(Material for this task Opens)

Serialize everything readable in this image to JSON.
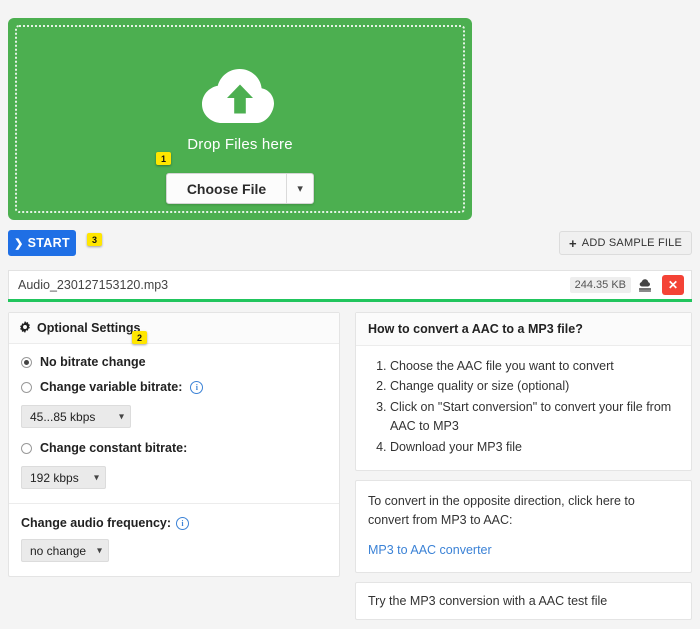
{
  "colors": {
    "dropzone_green": "#4caf50",
    "start_blue": "#1f6fe5",
    "progress_green": "#21c55d",
    "remove_red": "#f44336",
    "badge_yellow": "#ffe600",
    "link_blue": "#3b82d6",
    "page_bg": "#f4f4f4"
  },
  "dropzone": {
    "icon": "cloud-upload-icon",
    "drop_text": "Drop Files here",
    "choose_file_label": "Choose File",
    "caret_icon": "chevron-down-icon"
  },
  "badges": {
    "one": "1",
    "two": "2",
    "three": "3"
  },
  "actions": {
    "start_label": "START",
    "start_icon": "chevron-right-icon",
    "add_sample_label": "ADD SAMPLE FILE",
    "add_sample_icon": "plus-icon"
  },
  "file": {
    "name": "Audio_230127153120.mp3",
    "size": "244.35 KB",
    "download_icon": "cloud-download-icon",
    "remove_icon": "close-icon",
    "remove_label": "✕"
  },
  "settings": {
    "title": "Optional Settings",
    "gear_icon": "gear-icon",
    "options": [
      {
        "label": "No bitrate change",
        "selected": true,
        "has_info": false
      },
      {
        "label": "Change variable bitrate:",
        "selected": false,
        "has_info": true
      },
      {
        "label": "Change constant bitrate:",
        "selected": false,
        "has_info": false
      }
    ],
    "variable_bitrate_value": "45...85 kbps",
    "constant_bitrate_value": "192 kbps",
    "frequency_label": "Change audio frequency:",
    "frequency_value": "no change",
    "info_icon": "info-circle-icon",
    "caret_icon": "chevron-down-icon"
  },
  "info": {
    "howto_title": "How to convert a AAC to a MP3 file?",
    "howto_steps": [
      "Choose the AAC file you want to convert",
      "Change quality or size (optional)",
      "Click on \"Start conversion\" to convert your file from AAC to MP3",
      "Download your MP3 file"
    ],
    "opposite_text": "To convert in the opposite direction, click here to convert from MP3 to AAC:",
    "opposite_link": "MP3 to AAC converter",
    "test_file_text": "Try the MP3 conversion with a AAC test file"
  }
}
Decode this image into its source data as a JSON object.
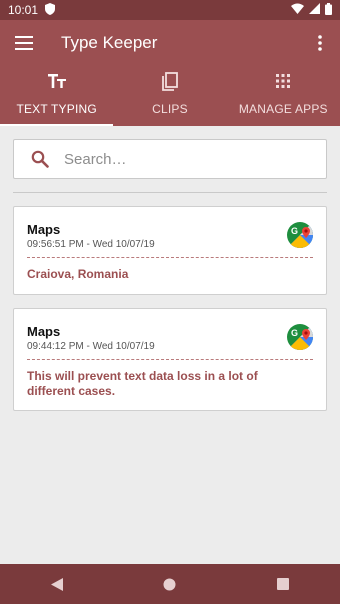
{
  "status_bar": {
    "time": "10:01",
    "icons": [
      "shield-icon",
      "wifi-icon",
      "signal-icon",
      "battery-icon"
    ]
  },
  "app_bar": {
    "title": "Type Keeper",
    "menu_icon": "hamburger-menu-icon",
    "more_icon": "more-vert-icon"
  },
  "tabs": [
    {
      "label": "TEXT TYPING",
      "icon": "text-format-icon",
      "active": true
    },
    {
      "label": "CLIPS",
      "icon": "copy-icon",
      "active": false
    },
    {
      "label": "MANAGE APPS",
      "icon": "apps-grid-icon",
      "active": false
    }
  ],
  "search": {
    "placeholder": "Search…",
    "value": ""
  },
  "entries": [
    {
      "app": "Maps",
      "time": "09:56:51 PM - Wed 10/07/19",
      "text": "Craiova, Romania",
      "icon": "google-maps-icon"
    },
    {
      "app": "Maps",
      "time": "09:44:12 PM - Wed 10/07/19",
      "text": "This will prevent text data loss in a lot of different cases.",
      "icon": "google-maps-icon"
    }
  ],
  "colors": {
    "primary": "#9b4f51",
    "primary_dark": "#7a3a3c",
    "accent_text": "#9b4f51",
    "background": "#ececec"
  },
  "nav_bar": [
    "back-icon",
    "home-icon",
    "recents-icon"
  ]
}
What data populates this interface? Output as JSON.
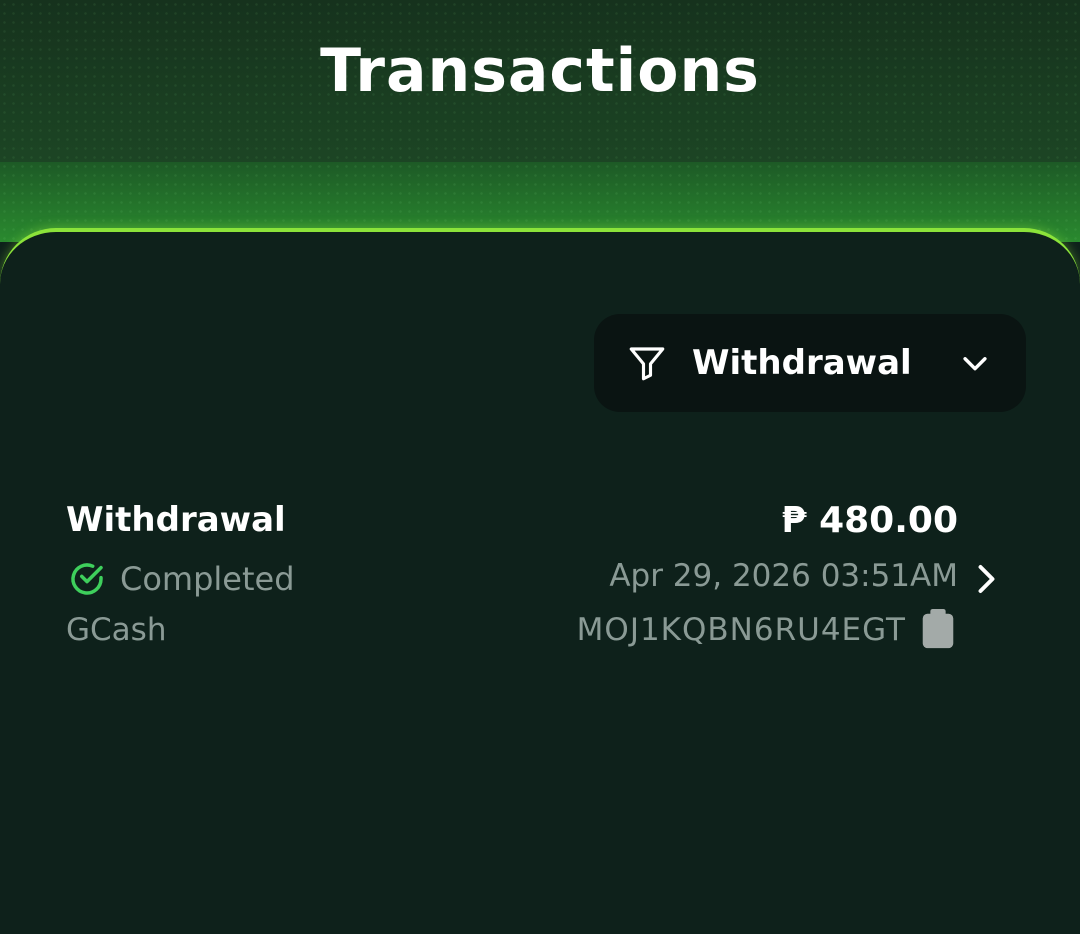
{
  "header": {
    "title": "Transactions"
  },
  "filter": {
    "icon": "funnel-icon",
    "selected": "Withdrawal",
    "dropdown_icon": "chevron-down-icon"
  },
  "transactions": [
    {
      "type": "Withdrawal",
      "status": "Completed",
      "status_icon": "check-circle-icon",
      "method": "GCash",
      "amount": "₱ 480.00",
      "datetime": "Apr 29, 2026 03:51AM",
      "reference": "MOJ1KQBN6RU4EGT",
      "copy_icon": "clipboard-icon",
      "detail_icon": "chevron-right-icon"
    }
  ],
  "colors": {
    "accent": "#8be33a",
    "success": "#3ecf5c",
    "panel_bg": "#0e211b",
    "muted_text": "#8a9a95"
  }
}
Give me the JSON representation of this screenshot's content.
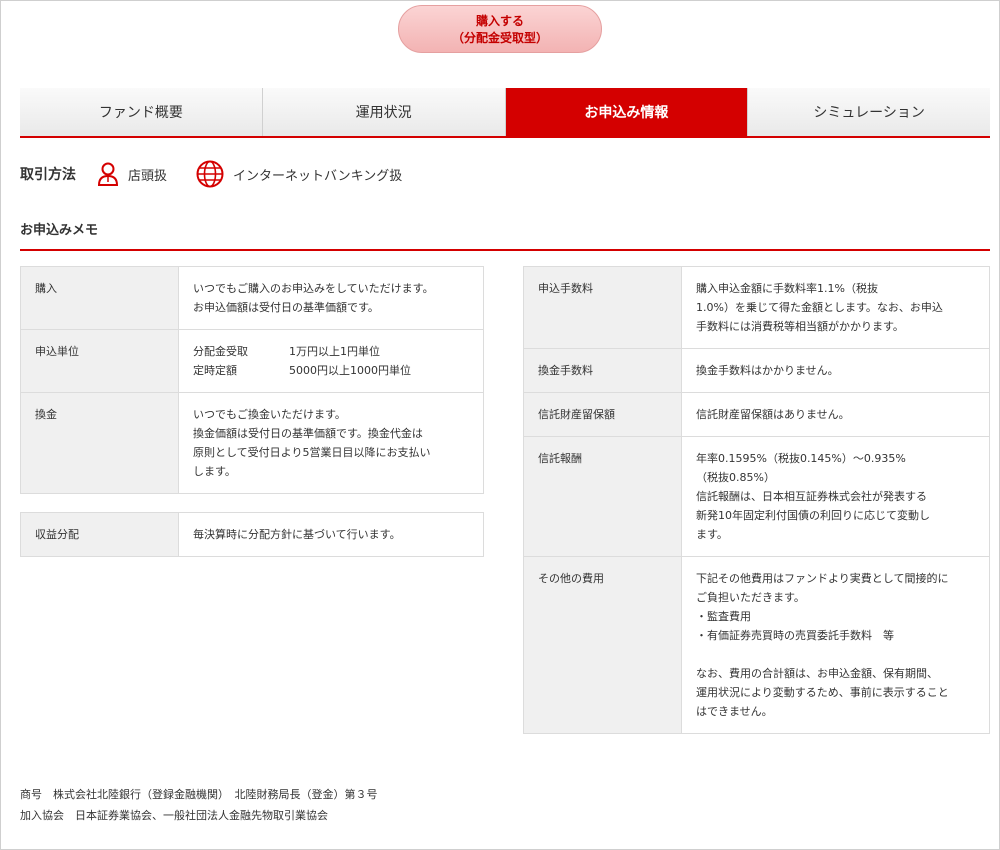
{
  "buy_button": {
    "line1": "購入する",
    "line2": "（分配金受取型）"
  },
  "tabs": [
    {
      "label": "ファンド概要",
      "active": false
    },
    {
      "label": "運用状況",
      "active": false
    },
    {
      "label": "お申込み情報",
      "active": true
    },
    {
      "label": "シミュレーション",
      "active": false
    }
  ],
  "trade_method": {
    "label": "取引方法",
    "store": "店頭扱",
    "internet": "インターネットバンキング扱"
  },
  "memo_title": "お申込みメモ",
  "left_table": {
    "purchase": {
      "header": "購入",
      "lines": [
        "いつでもご購入のお申込みをしていただけます。",
        "お申込価額は受付日の基準価額です。"
      ]
    },
    "unit": {
      "header": "申込単位",
      "rows": [
        {
          "key": "分配金受取",
          "value": "1万円以上1円単位"
        },
        {
          "key": "定時定額",
          "value": "5000円以上1000円単位"
        }
      ]
    },
    "redemption": {
      "header": "換金",
      "lines": [
        "いつでもご換金いただけます。",
        "換金価額は受付日の基準価額です。換金代金は",
        "原則として受付日より5営業日目以降にお支払い",
        "します。"
      ]
    },
    "distribution": {
      "header": "収益分配",
      "lines": [
        "毎決算時に分配方針に基づいて行います。"
      ]
    }
  },
  "right_table": {
    "fee": {
      "header": "申込手数料",
      "lines": [
        "購入申込金額に手数料率1.1%（税抜",
        "1.0%）を乗じて得た金額とします。なお、お申込",
        "手数料には消費税等相当額がかかります。"
      ]
    },
    "redemption_fee": {
      "header": "換金手数料",
      "lines": [
        "換金手数料はかかりません。"
      ]
    },
    "trust_reserve": {
      "header": "信託財産留保額",
      "lines": [
        "信託財産留保額はありません。"
      ]
    },
    "trust_fee": {
      "header": "信託報酬",
      "lines": [
        "年率0.1595%（税抜0.145%）～0.935%",
        "（税抜0.85%）",
        "信託報酬は、日本相互証券株式会社が発表する",
        "新発10年固定利付国債の利回りに応じて変動し",
        "ます。"
      ]
    },
    "other": {
      "header": "その他の費用",
      "lines": [
        "下記その他費用はファンドより実費として間接的に",
        "ご負担いただきます。",
        "・監査費用",
        "・有価証券売買時の売買委託手数料　等",
        "",
        "なお、費用の合計額は、お申込金額、保有期間、",
        "運用状況により変動するため、事前に表示すること",
        "はできません。"
      ]
    }
  },
  "footer": {
    "line1": "商号　株式会社北陸銀行（登録金融機関）　北陸財務局長（登金）第３号",
    "line2": "加入協会　日本証券業協会、一般社団法人金融先物取引業協会"
  },
  "colors": {
    "accent": "#d40000",
    "header_bg": "#f0f0f0",
    "button_pink": "#f3b3b3"
  },
  "icons": {
    "store": "person-icon",
    "internet": "globe-icon"
  }
}
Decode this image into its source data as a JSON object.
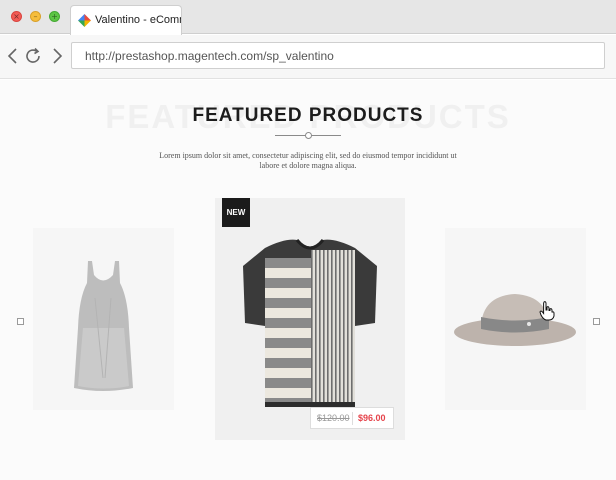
{
  "browser": {
    "tab_title": "Valentino - eCommerce",
    "url": "http://prestashop.magentech.com/sp_valentino",
    "icons": {
      "close": "close-icon",
      "minimize": "minimize-icon",
      "maximize": "maximize-icon",
      "back": "back-arrow-icon",
      "reload": "reload-icon",
      "forward": "forward-arrow-icon"
    }
  },
  "section": {
    "ghost_title": "FEATURED PRODUCTS",
    "title": "FEATURED PRODUCTS",
    "description": "Lorem ipsum dolor sit amet, consectetur adipiscing elit, sed do eiusmod tempor incididunt ut labore et dolore magna aliqua."
  },
  "products": [
    {
      "image": "grey tank dress"
    },
    {
      "image": "striped t-shirt",
      "badge": "NEW",
      "old_price": "$120.00",
      "price": "$96.00"
    },
    {
      "image": "taupe fedora hat"
    }
  ],
  "colors": {
    "price": "#e5434b",
    "badge": "#1b1b1b"
  }
}
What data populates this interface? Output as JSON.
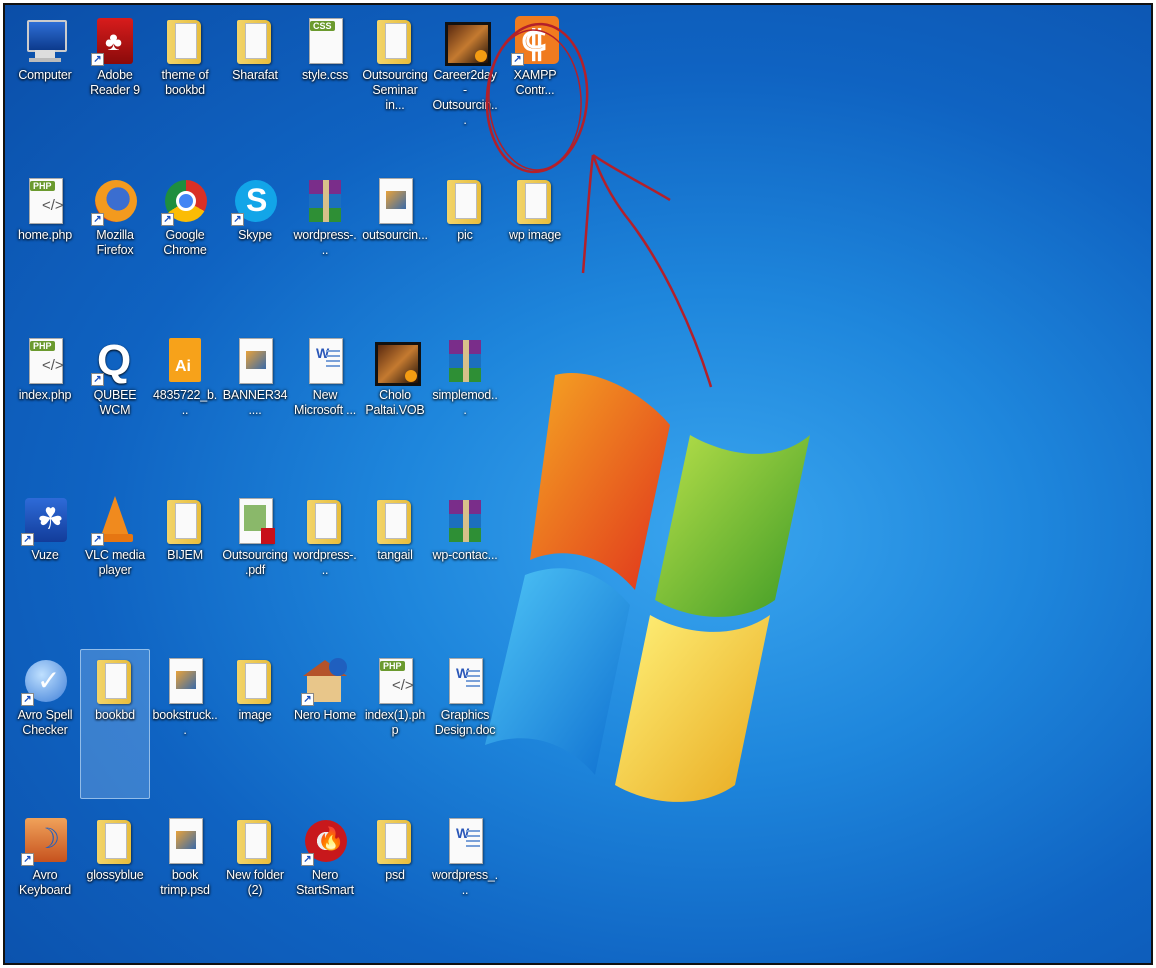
{
  "desktop": {
    "colors": {
      "wallpaper": "#1e86dc",
      "annotation": "#b3202a"
    },
    "icons": [
      {
        "label": "Computer",
        "icon": "computer-icon",
        "shortcut": false
      },
      {
        "label": "Adobe Reader 9",
        "icon": "adobe-reader-icon",
        "shortcut": true
      },
      {
        "label": "theme of bookbd",
        "icon": "folder-icon",
        "shortcut": false
      },
      {
        "label": "Sharafat",
        "icon": "folder-icon",
        "shortcut": false
      },
      {
        "label": "style.css",
        "icon": "css-file-icon",
        "shortcut": false
      },
      {
        "label": "Outsourcing Seminar in...",
        "icon": "folder-icon",
        "shortcut": false
      },
      {
        "label": "Career2day - Outsourcin...",
        "icon": "video-file-icon",
        "shortcut": false
      },
      {
        "label": "XAMPP Contr...",
        "icon": "xampp-icon",
        "shortcut": true
      },
      {
        "label": "home.php",
        "icon": "php-file-icon",
        "shortcut": false
      },
      {
        "label": "Mozilla Firefox",
        "icon": "firefox-icon",
        "shortcut": true
      },
      {
        "label": "Google Chrome",
        "icon": "chrome-icon",
        "shortcut": true
      },
      {
        "label": "Skype",
        "icon": "skype-icon",
        "shortcut": true
      },
      {
        "label": "wordpress-...",
        "icon": "rar-archive-icon",
        "shortcut": false
      },
      {
        "label": "outsourcin...",
        "icon": "image-file-icon",
        "shortcut": false
      },
      {
        "label": "pic",
        "icon": "folder-icon",
        "shortcut": false
      },
      {
        "label": "wp image",
        "icon": "folder-icon",
        "shortcut": false
      },
      {
        "label": "index.php",
        "icon": "php-file-icon",
        "shortcut": false
      },
      {
        "label": "QUBEE WCM",
        "icon": "qubee-icon",
        "shortcut": true
      },
      {
        "label": "4835722_b...",
        "icon": "illustrator-file-icon",
        "shortcut": false
      },
      {
        "label": "BANNER34....",
        "icon": "image-file-icon",
        "shortcut": false
      },
      {
        "label": "New Microsoft ...",
        "icon": "word-doc-icon",
        "shortcut": false
      },
      {
        "label": "Cholo Paltai.VOB",
        "icon": "video-file-icon",
        "shortcut": false
      },
      {
        "label": "simplemod...",
        "icon": "rar-archive-icon",
        "shortcut": false
      },
      {
        "label": "Vuze",
        "icon": "vuze-icon",
        "shortcut": true
      },
      {
        "label": "VLC media player",
        "icon": "vlc-icon",
        "shortcut": true
      },
      {
        "label": "BIJEM",
        "icon": "folder-icon",
        "shortcut": false
      },
      {
        "label": "Outsourcing .pdf",
        "icon": "pdf-file-icon",
        "shortcut": false
      },
      {
        "label": "wordpress-...",
        "icon": "folder-icon",
        "shortcut": false
      },
      {
        "label": "tangail",
        "icon": "folder-icon",
        "shortcut": false
      },
      {
        "label": "wp-contac...",
        "icon": "rar-archive-icon",
        "shortcut": false
      },
      {
        "label": "Avro Spell Checker",
        "icon": "avro-spell-icon",
        "shortcut": true
      },
      {
        "label": "bookbd",
        "icon": "folder-icon",
        "shortcut": false,
        "selected": true
      },
      {
        "label": "bookstruck...",
        "icon": "image-file-icon",
        "shortcut": false
      },
      {
        "label": "image",
        "icon": "folder-icon",
        "shortcut": false
      },
      {
        "label": "Nero Home",
        "icon": "nero-home-icon",
        "shortcut": true
      },
      {
        "label": "index(1).php",
        "icon": "php-file-icon",
        "shortcut": false
      },
      {
        "label": "Graphics Design.doc",
        "icon": "word-doc-icon",
        "shortcut": false
      },
      {
        "label": "Avro Keyboard",
        "icon": "avro-keyboard-icon",
        "shortcut": true
      },
      {
        "label": "glossyblue",
        "icon": "folder-icon",
        "shortcut": false
      },
      {
        "label": "book trimp.psd",
        "icon": "image-file-icon",
        "shortcut": false
      },
      {
        "label": "New folder (2)",
        "icon": "folder-icon",
        "shortcut": false
      },
      {
        "label": "Nero StartSmart",
        "icon": "nero-startsmart-icon",
        "shortcut": true
      },
      {
        "label": "psd",
        "icon": "folder-icon",
        "shortcut": false
      },
      {
        "label": "wordpress_...",
        "icon": "word-doc-icon",
        "shortcut": false
      }
    ]
  }
}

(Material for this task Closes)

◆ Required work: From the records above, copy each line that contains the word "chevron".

◆ Exercise result:
    "caret_icon": "chevron-down-icon"
    "start_icon": "chevron-right-icon",
    "caret_icon": "chevron-down-icon"
    "dropdown_icon": "chevron-down-icon"
      "detail_icon": "chevron-right-icon"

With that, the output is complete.